Interaction is not exactly a new topic in visualization research, but is still rather rudimentary in many visualization and charting programs. To really unlock the power of visualization, these programs will need more advanced capabilities as well as ways to educate their users about their interactive features. Visualization has a lot more to offer than what most people are aware of today.

35.8.6 References

Download PDF

Open Access—Link to us!

We believe in Open Access and the democratization of knowledge. Unfortunately, world-class educational materials such as this page are normally hidden behind paywalls or in expensive textbooks.
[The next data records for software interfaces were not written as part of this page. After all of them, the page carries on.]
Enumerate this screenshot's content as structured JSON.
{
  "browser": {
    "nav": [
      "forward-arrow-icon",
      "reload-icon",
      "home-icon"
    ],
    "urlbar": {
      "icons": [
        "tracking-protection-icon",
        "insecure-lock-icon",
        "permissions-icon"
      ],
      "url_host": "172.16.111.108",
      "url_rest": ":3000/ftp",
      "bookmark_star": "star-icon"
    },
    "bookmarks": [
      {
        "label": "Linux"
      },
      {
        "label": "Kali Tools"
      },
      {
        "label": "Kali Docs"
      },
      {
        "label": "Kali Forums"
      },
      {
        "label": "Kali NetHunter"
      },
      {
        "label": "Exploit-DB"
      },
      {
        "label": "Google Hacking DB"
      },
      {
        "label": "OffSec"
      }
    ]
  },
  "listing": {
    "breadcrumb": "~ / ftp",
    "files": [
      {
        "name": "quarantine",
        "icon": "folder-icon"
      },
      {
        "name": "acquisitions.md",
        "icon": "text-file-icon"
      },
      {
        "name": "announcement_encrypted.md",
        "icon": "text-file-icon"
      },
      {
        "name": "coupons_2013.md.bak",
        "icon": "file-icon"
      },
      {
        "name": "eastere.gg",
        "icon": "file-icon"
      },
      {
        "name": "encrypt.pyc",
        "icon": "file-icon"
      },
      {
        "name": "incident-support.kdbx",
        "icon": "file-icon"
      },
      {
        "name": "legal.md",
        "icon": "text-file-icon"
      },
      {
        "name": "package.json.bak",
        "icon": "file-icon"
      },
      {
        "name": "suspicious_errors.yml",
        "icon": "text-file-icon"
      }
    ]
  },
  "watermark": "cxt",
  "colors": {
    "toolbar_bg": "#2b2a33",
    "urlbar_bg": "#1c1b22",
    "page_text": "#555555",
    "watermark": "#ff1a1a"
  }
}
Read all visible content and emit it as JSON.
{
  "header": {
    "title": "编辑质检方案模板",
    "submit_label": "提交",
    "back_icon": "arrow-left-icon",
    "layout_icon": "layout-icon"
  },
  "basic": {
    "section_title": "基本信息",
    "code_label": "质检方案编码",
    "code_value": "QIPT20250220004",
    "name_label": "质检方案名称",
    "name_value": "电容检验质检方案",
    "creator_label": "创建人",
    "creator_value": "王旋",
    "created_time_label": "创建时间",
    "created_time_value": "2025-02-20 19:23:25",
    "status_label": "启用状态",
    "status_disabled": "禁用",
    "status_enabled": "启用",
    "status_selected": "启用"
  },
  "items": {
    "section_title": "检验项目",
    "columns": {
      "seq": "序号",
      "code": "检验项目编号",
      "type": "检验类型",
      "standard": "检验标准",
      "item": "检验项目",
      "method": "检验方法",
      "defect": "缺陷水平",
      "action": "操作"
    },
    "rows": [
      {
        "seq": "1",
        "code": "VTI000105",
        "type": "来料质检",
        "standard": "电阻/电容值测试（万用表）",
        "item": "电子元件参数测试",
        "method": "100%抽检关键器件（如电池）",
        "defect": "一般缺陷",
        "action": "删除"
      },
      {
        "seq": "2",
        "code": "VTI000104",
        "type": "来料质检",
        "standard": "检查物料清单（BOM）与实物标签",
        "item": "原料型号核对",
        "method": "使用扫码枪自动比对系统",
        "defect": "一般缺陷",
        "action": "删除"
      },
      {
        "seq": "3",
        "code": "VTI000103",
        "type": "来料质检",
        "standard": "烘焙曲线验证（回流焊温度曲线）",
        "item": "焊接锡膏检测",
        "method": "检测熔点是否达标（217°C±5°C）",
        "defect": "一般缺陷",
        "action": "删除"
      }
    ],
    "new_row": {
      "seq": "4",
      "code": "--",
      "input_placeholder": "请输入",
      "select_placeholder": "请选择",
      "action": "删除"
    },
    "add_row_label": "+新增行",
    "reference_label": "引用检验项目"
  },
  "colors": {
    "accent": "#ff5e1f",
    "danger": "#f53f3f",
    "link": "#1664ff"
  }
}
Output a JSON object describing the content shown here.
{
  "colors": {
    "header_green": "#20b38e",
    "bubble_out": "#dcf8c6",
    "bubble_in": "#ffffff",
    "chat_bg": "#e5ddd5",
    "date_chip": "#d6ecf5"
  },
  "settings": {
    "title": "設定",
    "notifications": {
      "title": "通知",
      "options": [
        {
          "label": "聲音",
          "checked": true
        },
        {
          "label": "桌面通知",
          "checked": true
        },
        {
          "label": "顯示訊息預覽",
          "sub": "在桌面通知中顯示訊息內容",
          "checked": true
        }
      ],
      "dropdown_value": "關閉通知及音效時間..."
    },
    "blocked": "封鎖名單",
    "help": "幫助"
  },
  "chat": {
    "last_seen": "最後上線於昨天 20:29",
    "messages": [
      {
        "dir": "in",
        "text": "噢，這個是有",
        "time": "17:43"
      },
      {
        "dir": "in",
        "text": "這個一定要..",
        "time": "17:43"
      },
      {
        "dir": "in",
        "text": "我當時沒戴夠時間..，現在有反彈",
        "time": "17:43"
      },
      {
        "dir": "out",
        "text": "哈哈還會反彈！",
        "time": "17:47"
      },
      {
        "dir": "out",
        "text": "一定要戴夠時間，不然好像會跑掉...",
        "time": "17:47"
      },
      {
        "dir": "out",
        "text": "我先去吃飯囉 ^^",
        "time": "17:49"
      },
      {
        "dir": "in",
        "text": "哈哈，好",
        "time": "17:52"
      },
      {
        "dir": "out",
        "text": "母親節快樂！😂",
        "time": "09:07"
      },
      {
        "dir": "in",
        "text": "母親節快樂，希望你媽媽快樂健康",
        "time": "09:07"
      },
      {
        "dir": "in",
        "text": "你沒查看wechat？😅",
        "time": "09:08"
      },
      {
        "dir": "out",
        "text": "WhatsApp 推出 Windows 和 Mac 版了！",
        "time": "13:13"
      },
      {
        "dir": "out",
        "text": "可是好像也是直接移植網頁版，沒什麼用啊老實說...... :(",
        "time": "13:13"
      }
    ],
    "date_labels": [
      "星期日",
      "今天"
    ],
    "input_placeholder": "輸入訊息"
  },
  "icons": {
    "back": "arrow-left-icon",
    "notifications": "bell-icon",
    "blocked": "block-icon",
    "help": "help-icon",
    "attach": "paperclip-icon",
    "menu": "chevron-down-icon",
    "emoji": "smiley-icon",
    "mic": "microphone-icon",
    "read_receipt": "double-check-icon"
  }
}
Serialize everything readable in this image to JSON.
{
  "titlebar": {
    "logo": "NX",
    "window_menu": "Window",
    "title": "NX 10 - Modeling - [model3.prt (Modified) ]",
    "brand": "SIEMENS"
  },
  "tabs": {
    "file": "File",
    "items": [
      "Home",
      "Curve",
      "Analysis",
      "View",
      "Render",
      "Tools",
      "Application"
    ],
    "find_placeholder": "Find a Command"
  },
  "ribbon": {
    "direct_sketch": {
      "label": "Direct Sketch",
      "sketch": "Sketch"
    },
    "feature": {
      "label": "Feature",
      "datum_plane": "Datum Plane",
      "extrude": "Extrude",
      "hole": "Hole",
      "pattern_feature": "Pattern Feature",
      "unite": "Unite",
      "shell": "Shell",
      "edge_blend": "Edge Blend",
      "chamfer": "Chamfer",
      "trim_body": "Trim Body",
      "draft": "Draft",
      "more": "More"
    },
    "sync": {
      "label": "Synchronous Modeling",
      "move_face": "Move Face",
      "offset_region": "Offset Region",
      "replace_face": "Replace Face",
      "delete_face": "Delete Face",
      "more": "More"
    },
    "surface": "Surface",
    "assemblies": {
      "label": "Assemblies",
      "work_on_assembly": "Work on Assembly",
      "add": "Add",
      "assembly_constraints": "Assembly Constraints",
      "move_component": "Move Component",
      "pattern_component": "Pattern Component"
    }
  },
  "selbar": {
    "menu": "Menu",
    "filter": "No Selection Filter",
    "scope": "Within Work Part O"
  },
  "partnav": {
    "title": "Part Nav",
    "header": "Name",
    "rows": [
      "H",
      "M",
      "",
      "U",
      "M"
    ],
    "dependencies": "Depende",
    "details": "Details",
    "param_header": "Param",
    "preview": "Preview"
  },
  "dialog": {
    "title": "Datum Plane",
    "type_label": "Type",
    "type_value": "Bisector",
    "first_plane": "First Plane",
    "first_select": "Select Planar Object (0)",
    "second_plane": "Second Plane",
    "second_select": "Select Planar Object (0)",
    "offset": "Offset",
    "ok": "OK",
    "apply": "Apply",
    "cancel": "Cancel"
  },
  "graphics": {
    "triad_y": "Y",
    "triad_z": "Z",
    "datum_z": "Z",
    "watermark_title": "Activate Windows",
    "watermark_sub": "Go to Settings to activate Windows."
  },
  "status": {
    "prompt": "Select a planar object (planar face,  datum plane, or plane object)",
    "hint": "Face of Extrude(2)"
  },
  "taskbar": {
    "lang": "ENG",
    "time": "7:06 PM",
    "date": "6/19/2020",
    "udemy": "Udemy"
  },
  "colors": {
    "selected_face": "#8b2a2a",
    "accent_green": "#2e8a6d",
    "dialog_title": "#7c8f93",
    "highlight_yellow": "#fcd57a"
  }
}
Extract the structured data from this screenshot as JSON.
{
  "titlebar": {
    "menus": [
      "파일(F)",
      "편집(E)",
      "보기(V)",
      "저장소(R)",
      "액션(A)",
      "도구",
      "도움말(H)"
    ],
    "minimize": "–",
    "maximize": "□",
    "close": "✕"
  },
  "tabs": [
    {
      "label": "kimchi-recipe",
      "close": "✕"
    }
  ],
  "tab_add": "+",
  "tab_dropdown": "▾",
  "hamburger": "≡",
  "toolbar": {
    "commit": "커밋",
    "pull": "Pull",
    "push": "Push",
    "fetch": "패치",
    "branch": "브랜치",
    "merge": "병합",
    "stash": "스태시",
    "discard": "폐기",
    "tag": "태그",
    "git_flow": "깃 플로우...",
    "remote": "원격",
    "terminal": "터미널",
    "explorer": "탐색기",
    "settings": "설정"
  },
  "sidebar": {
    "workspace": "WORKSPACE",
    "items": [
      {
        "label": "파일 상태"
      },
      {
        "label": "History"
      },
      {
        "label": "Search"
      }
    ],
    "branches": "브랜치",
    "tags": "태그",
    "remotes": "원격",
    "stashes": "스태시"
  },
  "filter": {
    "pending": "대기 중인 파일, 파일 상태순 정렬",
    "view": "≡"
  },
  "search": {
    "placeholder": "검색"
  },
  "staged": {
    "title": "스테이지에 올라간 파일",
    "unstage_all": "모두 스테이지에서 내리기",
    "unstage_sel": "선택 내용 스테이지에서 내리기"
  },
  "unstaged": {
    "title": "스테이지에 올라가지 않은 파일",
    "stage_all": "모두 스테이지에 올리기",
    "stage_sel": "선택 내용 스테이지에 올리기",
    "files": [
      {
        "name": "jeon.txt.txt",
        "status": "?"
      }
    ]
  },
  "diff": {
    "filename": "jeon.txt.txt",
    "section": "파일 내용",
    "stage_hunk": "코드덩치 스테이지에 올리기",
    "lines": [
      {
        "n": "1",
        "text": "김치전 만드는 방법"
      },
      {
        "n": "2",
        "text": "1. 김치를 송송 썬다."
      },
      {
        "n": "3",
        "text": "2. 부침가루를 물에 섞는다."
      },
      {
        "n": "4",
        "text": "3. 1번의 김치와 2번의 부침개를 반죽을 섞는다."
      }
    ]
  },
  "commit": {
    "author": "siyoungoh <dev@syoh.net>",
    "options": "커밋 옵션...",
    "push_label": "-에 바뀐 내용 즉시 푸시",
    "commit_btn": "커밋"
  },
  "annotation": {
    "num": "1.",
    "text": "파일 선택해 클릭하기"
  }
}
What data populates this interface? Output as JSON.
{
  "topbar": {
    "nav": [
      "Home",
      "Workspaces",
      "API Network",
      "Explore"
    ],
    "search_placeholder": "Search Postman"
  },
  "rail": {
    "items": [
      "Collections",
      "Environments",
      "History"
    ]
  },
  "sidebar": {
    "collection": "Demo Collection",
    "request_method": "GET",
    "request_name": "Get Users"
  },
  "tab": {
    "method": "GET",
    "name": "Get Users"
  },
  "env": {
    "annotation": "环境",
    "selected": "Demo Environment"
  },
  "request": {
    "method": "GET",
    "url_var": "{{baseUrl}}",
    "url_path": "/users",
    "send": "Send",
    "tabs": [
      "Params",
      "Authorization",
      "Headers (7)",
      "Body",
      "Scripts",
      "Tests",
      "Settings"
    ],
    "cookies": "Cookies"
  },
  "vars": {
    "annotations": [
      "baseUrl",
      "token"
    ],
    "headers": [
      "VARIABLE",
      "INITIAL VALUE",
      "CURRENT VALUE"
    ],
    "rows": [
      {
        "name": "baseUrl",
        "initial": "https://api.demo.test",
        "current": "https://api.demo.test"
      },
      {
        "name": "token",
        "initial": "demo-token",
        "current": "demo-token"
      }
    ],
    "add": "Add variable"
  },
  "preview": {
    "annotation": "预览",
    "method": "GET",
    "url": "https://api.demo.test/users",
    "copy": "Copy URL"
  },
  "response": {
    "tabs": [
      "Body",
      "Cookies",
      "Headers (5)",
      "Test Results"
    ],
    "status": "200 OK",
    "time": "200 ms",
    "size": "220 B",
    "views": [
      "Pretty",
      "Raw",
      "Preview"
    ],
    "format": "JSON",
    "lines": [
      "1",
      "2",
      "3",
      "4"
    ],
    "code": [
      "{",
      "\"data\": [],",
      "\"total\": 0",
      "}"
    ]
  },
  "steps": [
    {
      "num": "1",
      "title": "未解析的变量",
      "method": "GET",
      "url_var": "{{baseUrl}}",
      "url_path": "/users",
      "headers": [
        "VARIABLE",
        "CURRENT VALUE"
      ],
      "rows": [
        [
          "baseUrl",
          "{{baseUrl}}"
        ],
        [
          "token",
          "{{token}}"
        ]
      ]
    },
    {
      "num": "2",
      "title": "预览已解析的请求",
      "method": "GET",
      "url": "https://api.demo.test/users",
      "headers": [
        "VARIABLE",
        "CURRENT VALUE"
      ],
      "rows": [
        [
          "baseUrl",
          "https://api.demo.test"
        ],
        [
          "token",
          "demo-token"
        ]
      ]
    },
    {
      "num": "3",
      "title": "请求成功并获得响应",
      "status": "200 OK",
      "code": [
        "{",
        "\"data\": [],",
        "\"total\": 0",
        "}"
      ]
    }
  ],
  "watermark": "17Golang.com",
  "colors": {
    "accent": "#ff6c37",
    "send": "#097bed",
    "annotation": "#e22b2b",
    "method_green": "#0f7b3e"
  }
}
If you want this to change, , link to us, or join us to help us democratize design knowledge!

Share Knowledge, Get Respect!

Share on:

or copy link

Cite according to academic standards

Simply copy and paste the text below into your bibliographic reference list, onto your blog, or anywhere else. You can also just hyperlink to this book chapter.

Few, S. (2014, January 1). Data Visualization for Human Perception. Interaction Design Foundation - IxDF.

New to UX Design? We’re giving you a free ebook!

The Basics of User Experience Design

Download our free ebook The Basics of User Experience Design to learn about core concepts of UX design.

In 9 chapters, we’ll cover: conducting user interviews, design thinking, interaction design, mobile UX design, usability, UX research, and many more!

A valid email address is required.
316,777 designers enjoy our newsletter—sure you don’t want to receive it?

Download Premium UX Design Literature

Enjoy unlimited downloads of our literature. Our online textbooks are written by 100+ leading designers, bestselling authors and Ivy League professors.

Bringing Numbers to Life
The Encyclopedia of Human-Computer Interaction
Gamification at Work: Designing Engaging Business Software
The Social Design of Technical Systems: Building Technologies for Communities

New to UX Design? We’re Giving You a Free ebook!

The Basics of User Experience Design

Download our free ebook The Basics of User Experience Design to learn about core concepts of UX design.

In 9 chapters, we’ll cover: conducting user interviews, design thinking, interaction design, mobile UX design, usability, UX research, and many more!

A valid email address is required.
316,777 designers enjoy our newsletter—sure you don’t want to receive it?